» Work instructions
Your answer should be every line of the entries that has the string "data" in it.

» Source records
● ● ● ● ● ● ●
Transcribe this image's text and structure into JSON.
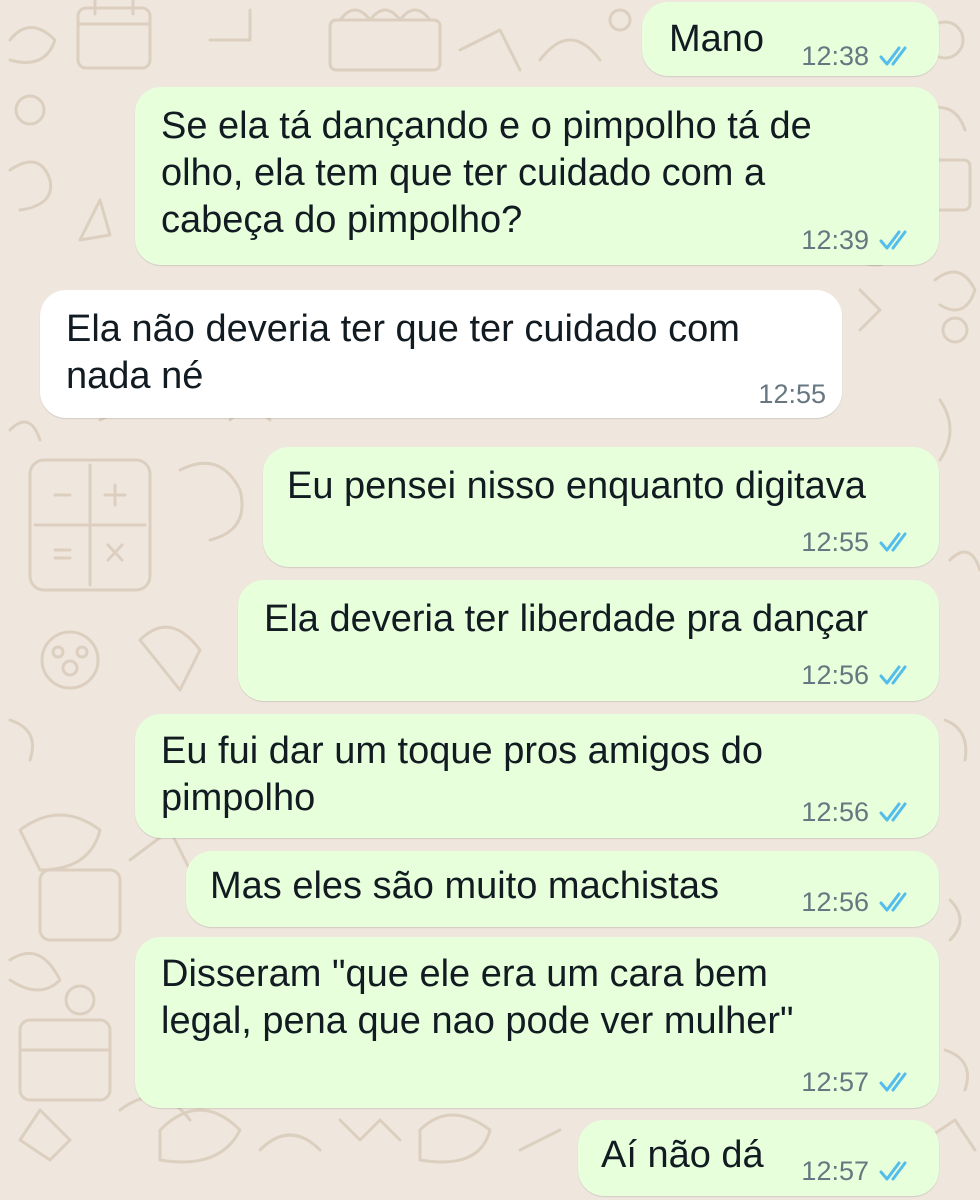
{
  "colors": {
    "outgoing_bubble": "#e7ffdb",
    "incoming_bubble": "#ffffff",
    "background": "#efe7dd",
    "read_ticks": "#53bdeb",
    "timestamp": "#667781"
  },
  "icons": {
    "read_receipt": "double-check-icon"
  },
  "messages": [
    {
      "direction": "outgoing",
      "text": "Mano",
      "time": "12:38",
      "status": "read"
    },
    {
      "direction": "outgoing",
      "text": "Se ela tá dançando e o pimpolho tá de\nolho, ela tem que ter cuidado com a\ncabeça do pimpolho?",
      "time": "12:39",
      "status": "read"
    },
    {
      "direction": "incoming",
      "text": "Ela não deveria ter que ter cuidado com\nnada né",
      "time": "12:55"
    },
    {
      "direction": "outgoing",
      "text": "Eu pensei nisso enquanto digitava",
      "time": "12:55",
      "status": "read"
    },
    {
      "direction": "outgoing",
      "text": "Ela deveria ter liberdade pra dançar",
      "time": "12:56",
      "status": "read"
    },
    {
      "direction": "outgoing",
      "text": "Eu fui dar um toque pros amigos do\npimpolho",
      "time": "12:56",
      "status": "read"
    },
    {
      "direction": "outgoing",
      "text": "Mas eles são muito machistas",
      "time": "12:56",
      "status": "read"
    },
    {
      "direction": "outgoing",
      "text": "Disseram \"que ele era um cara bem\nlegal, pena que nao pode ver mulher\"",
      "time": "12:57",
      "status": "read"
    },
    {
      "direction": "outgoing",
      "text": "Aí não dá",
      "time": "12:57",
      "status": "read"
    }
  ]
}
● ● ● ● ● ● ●
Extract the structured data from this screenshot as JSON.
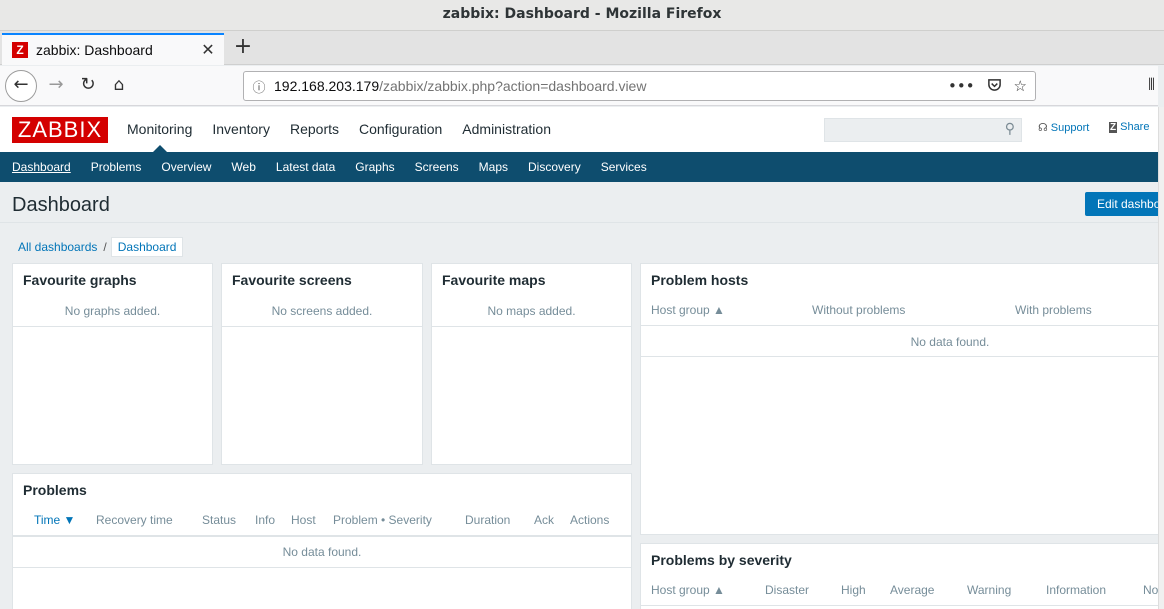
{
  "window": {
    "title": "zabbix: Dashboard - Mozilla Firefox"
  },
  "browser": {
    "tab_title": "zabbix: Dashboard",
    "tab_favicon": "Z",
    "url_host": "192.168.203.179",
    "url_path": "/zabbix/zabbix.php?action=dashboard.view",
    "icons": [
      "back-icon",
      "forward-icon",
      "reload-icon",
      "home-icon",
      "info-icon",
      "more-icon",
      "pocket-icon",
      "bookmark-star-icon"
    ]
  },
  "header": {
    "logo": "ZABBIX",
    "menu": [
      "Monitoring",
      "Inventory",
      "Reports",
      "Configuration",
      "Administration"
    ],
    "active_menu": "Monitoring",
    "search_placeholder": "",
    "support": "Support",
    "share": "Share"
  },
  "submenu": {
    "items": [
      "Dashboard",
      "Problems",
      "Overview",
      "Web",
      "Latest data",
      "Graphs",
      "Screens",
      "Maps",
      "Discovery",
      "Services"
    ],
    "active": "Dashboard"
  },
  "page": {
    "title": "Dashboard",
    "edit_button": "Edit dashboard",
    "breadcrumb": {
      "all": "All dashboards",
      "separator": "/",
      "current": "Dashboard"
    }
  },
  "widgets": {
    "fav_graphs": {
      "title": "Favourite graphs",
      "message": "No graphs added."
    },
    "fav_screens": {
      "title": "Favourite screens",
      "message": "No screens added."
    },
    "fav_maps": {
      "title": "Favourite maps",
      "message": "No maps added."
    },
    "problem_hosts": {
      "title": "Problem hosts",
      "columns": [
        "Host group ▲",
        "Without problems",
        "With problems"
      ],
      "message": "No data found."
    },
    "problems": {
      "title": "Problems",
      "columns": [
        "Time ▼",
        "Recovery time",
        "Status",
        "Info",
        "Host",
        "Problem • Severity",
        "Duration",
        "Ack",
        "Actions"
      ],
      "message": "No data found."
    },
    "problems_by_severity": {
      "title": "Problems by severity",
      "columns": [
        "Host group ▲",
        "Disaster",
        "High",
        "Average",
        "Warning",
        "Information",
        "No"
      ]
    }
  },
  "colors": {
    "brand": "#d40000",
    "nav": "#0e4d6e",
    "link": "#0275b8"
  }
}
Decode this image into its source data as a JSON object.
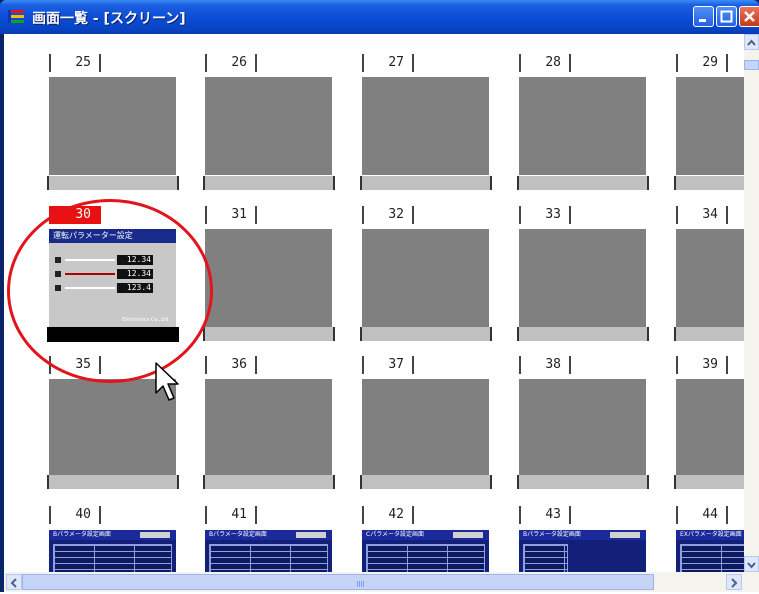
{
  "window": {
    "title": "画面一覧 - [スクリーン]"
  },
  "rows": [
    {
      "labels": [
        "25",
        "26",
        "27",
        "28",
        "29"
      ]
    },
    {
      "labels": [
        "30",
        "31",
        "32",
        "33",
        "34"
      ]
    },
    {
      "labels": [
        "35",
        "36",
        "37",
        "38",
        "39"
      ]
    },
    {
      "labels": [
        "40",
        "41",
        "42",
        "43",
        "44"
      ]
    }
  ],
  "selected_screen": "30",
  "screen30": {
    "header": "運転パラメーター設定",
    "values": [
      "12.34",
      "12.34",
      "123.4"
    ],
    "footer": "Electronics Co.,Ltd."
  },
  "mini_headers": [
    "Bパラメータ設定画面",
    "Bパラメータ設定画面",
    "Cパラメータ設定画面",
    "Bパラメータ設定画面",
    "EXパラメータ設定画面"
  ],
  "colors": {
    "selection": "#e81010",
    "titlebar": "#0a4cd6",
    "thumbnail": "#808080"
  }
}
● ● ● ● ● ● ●
» Answer section
Extract the structured data from this screenshot as JSON.
      "Latest data",
      "message": "No data found."
      "message": "No data found."
Decode this image into its source data as a JSON object.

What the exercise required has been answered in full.